As soon as he's gone, Abby bolts and chains the door. Turning away, she jumps out of her skin when there's another loud series of knocks. She nervously picks up the phone and dials 911, and then Abby makes the most mysterious mistake -- she opens the door. To a wife-beater. With fists that have no shame and a volatile personality that has no "Mark" button. The kettle whistles, as if to say, "Perhaps you should reconsider inviting any contact with such a strange and violent man, and also, you are dumb." Through a tiny gap the length of the chain lock, Abby sees one angry Brian eye. Cut to a shot of one frightened yet defiant Abby eye. He breaks down the door, snapping the insufficient chain lock. "Brian!" she shouts. Brian hauls off and slugs her almost square in the face. She lands with an unforgiving thud on her hard floor, and the phone falls from her open palm and skids into the kitchen.
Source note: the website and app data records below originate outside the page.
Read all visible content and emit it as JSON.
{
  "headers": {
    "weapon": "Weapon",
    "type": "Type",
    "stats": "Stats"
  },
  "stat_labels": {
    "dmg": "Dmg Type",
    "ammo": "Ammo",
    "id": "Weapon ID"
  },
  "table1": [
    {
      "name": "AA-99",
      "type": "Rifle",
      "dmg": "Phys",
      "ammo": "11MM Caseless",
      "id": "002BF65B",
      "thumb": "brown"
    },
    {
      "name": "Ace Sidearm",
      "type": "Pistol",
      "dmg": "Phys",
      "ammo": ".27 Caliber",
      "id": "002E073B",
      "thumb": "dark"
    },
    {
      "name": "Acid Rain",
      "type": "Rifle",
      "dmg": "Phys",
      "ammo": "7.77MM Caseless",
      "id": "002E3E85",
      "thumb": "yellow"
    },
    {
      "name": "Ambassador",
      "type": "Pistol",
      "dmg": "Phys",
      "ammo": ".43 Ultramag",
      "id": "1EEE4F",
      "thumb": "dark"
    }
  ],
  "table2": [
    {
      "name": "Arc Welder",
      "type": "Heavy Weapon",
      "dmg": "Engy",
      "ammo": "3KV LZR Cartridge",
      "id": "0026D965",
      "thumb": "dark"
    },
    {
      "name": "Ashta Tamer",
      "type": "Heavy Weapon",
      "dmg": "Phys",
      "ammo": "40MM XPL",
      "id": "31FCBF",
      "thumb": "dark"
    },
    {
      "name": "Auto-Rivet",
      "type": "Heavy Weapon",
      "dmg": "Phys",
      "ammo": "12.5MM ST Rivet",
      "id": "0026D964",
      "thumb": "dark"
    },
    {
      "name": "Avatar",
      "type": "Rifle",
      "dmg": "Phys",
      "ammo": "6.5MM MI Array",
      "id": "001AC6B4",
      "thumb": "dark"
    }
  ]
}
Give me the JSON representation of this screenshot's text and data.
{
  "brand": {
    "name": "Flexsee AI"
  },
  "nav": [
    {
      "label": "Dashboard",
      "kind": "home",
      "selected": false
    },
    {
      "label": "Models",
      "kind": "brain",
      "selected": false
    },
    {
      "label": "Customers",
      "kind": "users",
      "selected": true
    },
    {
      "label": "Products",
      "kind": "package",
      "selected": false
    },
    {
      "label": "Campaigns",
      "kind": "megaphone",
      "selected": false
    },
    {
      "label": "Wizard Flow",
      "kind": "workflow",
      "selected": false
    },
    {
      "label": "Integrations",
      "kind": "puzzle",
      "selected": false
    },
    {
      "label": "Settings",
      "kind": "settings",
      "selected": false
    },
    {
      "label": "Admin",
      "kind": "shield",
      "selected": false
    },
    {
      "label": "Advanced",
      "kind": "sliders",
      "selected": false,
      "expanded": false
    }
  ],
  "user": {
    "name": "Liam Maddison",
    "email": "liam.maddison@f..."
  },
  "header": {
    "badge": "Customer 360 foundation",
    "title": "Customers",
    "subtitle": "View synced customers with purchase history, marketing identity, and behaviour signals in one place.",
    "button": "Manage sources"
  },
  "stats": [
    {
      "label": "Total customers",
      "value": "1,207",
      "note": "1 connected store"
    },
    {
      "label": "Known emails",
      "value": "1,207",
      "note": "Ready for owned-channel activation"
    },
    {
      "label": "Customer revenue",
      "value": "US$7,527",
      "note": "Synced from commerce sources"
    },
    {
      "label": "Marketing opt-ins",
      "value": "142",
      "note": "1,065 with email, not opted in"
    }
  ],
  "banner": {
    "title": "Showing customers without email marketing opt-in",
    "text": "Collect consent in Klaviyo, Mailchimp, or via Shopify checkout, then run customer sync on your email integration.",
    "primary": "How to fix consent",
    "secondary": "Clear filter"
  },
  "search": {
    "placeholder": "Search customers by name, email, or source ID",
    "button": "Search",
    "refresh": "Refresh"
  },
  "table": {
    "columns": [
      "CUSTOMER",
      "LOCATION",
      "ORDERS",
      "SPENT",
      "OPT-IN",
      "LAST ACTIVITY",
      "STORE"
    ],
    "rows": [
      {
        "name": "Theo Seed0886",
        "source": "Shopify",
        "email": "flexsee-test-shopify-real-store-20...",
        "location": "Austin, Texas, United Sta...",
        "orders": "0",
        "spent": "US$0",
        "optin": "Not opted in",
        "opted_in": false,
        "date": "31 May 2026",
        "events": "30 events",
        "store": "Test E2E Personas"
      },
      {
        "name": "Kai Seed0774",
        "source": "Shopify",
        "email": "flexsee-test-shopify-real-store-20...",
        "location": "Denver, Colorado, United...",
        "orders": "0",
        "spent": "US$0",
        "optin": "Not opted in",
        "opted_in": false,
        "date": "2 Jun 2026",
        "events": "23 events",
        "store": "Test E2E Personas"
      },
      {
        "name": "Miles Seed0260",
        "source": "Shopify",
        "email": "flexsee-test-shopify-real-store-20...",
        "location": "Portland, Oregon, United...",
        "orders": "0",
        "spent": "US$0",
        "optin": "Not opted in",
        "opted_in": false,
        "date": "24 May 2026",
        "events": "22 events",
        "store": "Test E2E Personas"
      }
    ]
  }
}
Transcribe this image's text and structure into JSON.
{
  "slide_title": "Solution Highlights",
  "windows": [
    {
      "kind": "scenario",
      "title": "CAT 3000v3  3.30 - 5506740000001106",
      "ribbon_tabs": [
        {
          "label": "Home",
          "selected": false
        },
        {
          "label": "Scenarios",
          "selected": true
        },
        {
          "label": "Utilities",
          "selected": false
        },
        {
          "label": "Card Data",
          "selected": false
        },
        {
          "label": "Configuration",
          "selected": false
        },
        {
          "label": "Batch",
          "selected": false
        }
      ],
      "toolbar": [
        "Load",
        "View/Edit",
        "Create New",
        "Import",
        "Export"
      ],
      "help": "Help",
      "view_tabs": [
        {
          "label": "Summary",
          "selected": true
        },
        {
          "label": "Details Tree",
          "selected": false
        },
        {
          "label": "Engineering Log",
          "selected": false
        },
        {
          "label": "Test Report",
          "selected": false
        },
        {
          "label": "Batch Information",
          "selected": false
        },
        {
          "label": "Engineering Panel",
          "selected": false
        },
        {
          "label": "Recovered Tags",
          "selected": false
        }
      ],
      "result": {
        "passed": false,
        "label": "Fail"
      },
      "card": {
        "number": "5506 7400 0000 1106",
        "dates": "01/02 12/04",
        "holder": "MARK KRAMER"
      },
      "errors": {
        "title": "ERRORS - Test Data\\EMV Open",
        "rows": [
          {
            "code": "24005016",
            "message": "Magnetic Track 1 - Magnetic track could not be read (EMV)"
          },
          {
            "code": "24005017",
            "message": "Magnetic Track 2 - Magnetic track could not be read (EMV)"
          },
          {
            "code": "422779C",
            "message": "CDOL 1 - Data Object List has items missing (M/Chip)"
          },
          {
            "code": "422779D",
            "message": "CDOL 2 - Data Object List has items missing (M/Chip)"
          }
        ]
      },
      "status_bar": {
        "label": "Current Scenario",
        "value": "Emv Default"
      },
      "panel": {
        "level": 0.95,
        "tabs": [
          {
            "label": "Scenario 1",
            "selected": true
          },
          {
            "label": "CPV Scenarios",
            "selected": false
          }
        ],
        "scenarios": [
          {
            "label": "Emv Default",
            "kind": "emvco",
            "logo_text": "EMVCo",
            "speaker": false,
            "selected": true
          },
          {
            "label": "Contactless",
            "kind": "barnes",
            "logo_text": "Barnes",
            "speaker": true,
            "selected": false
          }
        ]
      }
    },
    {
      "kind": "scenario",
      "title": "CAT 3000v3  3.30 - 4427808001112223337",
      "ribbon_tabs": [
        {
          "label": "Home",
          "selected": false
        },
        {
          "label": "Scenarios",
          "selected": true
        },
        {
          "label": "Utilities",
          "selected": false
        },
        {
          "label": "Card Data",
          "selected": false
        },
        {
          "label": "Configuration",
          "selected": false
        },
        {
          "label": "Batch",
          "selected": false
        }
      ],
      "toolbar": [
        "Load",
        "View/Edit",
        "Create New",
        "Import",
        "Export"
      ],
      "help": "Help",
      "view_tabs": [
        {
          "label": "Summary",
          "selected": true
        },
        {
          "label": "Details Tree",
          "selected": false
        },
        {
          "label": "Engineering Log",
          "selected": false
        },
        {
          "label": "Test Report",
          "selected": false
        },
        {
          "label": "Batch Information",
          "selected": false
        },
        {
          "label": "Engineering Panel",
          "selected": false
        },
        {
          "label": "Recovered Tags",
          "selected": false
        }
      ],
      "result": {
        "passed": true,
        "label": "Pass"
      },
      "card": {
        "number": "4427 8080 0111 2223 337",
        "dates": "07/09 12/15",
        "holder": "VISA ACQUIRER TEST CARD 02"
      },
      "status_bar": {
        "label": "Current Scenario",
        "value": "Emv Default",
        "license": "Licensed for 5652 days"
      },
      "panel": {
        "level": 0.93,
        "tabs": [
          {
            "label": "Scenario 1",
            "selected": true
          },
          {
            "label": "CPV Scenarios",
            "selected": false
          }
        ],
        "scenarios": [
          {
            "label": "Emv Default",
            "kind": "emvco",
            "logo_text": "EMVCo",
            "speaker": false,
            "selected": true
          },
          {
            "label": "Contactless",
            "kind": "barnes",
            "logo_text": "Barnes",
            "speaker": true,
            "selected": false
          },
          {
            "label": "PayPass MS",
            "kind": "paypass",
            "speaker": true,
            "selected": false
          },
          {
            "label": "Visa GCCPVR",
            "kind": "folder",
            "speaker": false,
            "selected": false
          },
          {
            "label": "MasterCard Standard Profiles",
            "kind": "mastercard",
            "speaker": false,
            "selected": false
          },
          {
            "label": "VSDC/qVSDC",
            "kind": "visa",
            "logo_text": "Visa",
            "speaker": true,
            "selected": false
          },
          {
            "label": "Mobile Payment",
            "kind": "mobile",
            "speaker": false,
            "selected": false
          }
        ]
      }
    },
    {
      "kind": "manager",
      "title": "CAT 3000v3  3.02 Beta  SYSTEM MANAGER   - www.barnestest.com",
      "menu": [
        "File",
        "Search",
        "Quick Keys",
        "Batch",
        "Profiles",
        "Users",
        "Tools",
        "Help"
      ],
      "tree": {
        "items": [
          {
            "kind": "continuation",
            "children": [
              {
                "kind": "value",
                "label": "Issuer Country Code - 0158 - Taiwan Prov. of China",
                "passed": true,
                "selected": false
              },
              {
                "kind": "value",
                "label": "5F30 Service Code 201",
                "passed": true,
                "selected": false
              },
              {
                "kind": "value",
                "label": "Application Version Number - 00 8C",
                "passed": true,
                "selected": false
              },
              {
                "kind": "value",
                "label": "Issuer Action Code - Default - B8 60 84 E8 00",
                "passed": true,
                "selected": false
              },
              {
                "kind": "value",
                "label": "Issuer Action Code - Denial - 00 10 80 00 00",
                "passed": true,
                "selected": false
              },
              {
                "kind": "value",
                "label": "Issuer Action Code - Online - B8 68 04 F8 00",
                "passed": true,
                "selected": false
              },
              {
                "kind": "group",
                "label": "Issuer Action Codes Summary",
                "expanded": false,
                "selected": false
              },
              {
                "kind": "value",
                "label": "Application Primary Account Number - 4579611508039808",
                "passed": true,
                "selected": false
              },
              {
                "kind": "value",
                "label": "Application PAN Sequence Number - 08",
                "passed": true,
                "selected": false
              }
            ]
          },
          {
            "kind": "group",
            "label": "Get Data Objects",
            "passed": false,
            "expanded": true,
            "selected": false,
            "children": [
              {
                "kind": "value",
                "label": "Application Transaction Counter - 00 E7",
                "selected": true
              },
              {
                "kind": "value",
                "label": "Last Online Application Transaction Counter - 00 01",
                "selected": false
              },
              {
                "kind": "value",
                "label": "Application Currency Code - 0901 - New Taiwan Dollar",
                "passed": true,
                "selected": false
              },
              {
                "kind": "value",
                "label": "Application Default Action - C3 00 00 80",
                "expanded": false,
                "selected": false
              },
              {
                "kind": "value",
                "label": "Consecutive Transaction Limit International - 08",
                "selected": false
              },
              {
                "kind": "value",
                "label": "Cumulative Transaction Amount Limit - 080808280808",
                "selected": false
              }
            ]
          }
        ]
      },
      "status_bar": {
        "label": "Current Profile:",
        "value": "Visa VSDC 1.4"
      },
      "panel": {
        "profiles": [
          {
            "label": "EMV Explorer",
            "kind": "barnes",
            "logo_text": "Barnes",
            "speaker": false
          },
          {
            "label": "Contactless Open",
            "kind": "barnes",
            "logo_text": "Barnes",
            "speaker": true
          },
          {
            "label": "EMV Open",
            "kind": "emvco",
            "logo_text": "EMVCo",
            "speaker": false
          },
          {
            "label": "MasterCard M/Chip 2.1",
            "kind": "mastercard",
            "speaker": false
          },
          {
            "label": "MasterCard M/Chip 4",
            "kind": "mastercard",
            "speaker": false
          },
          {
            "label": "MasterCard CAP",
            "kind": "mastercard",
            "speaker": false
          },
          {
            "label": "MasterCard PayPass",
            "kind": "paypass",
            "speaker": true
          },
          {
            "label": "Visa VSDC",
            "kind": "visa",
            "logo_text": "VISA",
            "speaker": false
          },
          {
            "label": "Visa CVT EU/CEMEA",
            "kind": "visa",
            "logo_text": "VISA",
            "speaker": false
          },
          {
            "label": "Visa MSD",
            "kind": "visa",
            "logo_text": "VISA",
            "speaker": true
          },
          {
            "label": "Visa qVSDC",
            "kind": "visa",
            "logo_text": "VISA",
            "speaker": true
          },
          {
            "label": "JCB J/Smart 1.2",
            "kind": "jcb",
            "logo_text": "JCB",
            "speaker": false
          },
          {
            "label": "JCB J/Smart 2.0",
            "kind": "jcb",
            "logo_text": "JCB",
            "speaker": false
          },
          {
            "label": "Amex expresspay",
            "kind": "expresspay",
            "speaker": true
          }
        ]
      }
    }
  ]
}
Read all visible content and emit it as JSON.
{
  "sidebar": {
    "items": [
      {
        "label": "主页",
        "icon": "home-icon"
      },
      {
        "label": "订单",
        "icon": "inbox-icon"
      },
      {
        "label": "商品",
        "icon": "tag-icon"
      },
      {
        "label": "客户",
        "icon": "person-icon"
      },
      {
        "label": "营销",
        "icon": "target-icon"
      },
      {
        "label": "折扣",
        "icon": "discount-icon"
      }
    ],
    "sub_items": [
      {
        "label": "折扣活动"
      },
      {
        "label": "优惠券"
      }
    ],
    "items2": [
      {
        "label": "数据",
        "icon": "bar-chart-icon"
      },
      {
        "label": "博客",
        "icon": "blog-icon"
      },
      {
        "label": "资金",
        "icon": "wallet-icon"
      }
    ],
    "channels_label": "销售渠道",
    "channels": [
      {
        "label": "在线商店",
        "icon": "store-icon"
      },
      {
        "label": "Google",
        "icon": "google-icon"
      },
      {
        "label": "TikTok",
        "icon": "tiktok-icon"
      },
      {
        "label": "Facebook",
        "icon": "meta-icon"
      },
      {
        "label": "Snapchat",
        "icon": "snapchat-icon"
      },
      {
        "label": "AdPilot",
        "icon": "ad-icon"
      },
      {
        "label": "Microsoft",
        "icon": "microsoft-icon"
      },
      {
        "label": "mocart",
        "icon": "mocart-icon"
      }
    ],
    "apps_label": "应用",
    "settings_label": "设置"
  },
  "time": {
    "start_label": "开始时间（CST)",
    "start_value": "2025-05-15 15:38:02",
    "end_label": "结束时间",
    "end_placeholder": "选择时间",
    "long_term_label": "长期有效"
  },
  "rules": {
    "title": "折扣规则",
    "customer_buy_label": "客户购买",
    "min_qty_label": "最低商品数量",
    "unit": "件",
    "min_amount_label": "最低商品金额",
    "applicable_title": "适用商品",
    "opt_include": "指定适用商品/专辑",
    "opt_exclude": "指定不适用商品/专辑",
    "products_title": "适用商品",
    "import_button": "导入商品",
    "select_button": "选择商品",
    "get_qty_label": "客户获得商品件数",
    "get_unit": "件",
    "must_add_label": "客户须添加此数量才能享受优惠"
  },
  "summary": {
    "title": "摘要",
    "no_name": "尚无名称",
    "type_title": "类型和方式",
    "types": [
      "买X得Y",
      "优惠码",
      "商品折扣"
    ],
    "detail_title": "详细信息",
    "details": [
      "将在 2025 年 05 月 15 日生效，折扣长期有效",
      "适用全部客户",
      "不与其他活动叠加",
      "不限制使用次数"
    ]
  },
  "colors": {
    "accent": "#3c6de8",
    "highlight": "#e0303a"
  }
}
The thing about this story is, it's been pretty clear since it began that it would end this way, yet the show did a good job of making me nervous every time Brian was in Abby's presence. I figured it was coming, but I didn't know when, and I got tense. Even in this episode, I knew she'd get beaten, but I still found myself on tenterhooks. Nicely done.